**WHAT IS BEING ASKED**
Nothing but the records beneath, reproduced exactly, should appear in the answer.

======== ENTRIES SHOWN ========

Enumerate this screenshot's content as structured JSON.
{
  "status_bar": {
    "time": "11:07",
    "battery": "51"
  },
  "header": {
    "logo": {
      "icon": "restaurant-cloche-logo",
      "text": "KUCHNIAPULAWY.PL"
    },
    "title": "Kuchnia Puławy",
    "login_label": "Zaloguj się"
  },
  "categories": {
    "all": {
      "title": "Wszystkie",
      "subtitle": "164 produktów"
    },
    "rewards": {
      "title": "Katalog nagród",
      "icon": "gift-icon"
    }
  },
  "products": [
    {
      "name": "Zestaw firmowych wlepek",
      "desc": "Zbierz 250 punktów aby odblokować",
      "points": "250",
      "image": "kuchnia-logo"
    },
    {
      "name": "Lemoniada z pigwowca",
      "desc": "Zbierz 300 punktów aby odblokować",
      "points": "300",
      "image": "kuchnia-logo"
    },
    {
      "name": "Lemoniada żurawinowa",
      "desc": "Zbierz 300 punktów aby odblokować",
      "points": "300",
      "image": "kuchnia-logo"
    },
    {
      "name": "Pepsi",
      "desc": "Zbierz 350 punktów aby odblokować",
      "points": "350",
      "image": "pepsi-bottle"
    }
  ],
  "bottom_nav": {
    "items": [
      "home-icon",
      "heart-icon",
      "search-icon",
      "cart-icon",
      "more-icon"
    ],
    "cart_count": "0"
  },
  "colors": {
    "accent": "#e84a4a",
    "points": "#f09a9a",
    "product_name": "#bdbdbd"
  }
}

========

**OUTPUT FOR THIS TASK**
Enumerate this screenshot's content as structured JSON.
{
  "status_bar": {
    "time": "11:07",
    "battery": "51"
  },
  "header": {
    "logo": {
      "icon": "restaurant-cloche-logo",
      "text": "KUCHNIAPULAWY.PL"
    },
    "title": "Kuchnia Puławy",
    "login_label": "Zaloguj się"
  },
  "categories": {
    "all": {
      "title": "Wszystkie",
      "subtitle": "164 produktów"
    },
    "rewards": {
      "title": "Katalog nagród",
      "icon": "gift-icon"
    }
  },
  "products": [
    {
      "name": "Zestaw firmowych wlepek",
      "desc": "Zbierz 250 punktów aby odblokować",
      "points": "250",
      "image": "kuchnia-logo"
    },
    {
      "name": "Lemoniada z pigwowca",
      "desc": "Zbierz 300 punktów aby odblokować",
      "points": "300",
      "image": "kuchnia-logo"
    },
    {
      "name": "Lemoniada żurawinowa",
      "desc": "Zbierz 300 punktów aby odblokować",
      "points": "300",
      "image": "kuchnia-logo"
    },
    {
      "name": "Pepsi",
      "desc": "Zbierz 350 punktów aby odblokować",
      "points": "350",
      "image": "pepsi-bottle"
    }
  ],
  "bottom_nav": {
    "items": [
      "home-icon",
      "heart-icon",
      "search-icon",
      "cart-icon",
      "more-icon"
    ],
    "cart_count": "0"
  },
  "colors": {
    "accent": "#e84a4a",
    "points": "#f09a9a",
    "product_name": "#bdbdbd"
  }
}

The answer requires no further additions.